• _What you should do_
For the data below, report how many lines contain the string "Model" and write nothing more.

• _Data to use_
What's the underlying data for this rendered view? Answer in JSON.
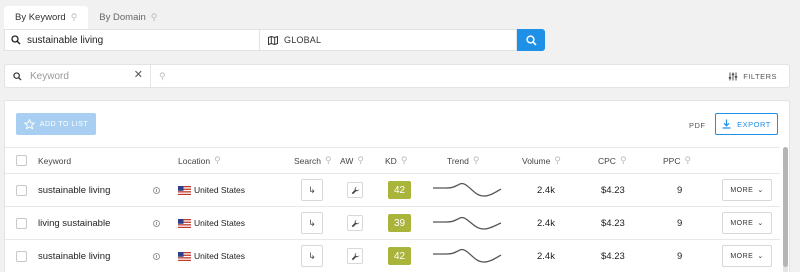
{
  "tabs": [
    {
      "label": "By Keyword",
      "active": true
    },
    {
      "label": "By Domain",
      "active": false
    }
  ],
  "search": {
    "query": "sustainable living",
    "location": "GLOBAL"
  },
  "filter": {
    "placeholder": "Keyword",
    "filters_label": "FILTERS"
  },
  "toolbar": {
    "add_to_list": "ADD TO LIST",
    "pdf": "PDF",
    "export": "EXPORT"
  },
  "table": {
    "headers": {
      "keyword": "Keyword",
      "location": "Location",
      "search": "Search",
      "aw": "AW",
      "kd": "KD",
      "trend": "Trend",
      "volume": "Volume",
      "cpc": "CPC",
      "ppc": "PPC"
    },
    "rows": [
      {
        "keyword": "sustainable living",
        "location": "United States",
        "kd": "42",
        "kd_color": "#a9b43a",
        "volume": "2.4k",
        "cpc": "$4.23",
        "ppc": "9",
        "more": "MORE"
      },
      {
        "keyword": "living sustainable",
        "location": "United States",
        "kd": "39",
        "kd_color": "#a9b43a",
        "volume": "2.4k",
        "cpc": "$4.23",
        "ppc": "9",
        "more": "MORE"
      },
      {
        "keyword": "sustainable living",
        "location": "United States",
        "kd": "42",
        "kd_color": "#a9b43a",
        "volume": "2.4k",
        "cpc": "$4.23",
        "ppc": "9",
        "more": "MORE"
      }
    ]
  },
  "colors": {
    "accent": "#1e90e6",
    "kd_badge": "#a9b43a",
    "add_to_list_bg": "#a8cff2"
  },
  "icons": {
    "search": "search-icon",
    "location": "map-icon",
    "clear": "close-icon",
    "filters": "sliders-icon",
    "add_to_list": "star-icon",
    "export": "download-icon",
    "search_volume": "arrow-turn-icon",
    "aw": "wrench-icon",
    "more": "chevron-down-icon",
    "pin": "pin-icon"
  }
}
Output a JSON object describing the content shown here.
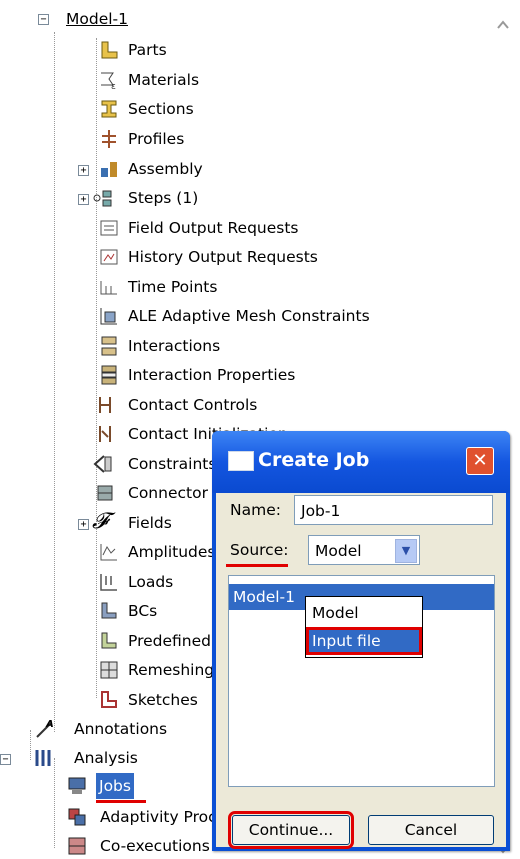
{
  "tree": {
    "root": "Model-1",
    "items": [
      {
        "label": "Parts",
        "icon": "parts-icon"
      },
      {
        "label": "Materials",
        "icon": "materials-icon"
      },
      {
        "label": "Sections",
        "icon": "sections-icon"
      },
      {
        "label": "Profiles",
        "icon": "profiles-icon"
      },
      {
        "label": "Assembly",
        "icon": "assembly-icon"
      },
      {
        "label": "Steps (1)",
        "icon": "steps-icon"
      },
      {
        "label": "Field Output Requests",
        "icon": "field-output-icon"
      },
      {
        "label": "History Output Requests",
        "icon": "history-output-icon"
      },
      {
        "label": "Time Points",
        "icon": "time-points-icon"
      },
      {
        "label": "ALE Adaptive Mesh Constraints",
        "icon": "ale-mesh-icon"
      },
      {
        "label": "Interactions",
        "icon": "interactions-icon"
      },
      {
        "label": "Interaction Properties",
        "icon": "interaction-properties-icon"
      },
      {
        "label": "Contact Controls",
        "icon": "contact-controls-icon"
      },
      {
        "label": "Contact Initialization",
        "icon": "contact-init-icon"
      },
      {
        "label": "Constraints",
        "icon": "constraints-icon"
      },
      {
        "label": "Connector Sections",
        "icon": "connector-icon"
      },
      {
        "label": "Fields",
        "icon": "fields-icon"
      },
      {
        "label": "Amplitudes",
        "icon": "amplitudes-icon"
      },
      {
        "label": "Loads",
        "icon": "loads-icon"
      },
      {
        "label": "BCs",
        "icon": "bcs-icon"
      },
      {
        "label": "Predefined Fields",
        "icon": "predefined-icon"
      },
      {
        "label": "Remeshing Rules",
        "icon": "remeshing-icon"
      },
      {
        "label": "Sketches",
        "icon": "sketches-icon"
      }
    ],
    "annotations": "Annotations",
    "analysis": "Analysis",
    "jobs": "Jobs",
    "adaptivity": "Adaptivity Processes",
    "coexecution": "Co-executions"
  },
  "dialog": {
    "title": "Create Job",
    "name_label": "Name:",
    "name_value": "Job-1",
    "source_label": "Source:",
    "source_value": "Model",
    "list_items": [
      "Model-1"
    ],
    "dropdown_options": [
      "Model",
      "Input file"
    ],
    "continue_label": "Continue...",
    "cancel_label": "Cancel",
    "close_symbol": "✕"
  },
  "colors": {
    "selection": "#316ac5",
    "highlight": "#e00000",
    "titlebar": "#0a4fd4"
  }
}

• _Problem solution_
4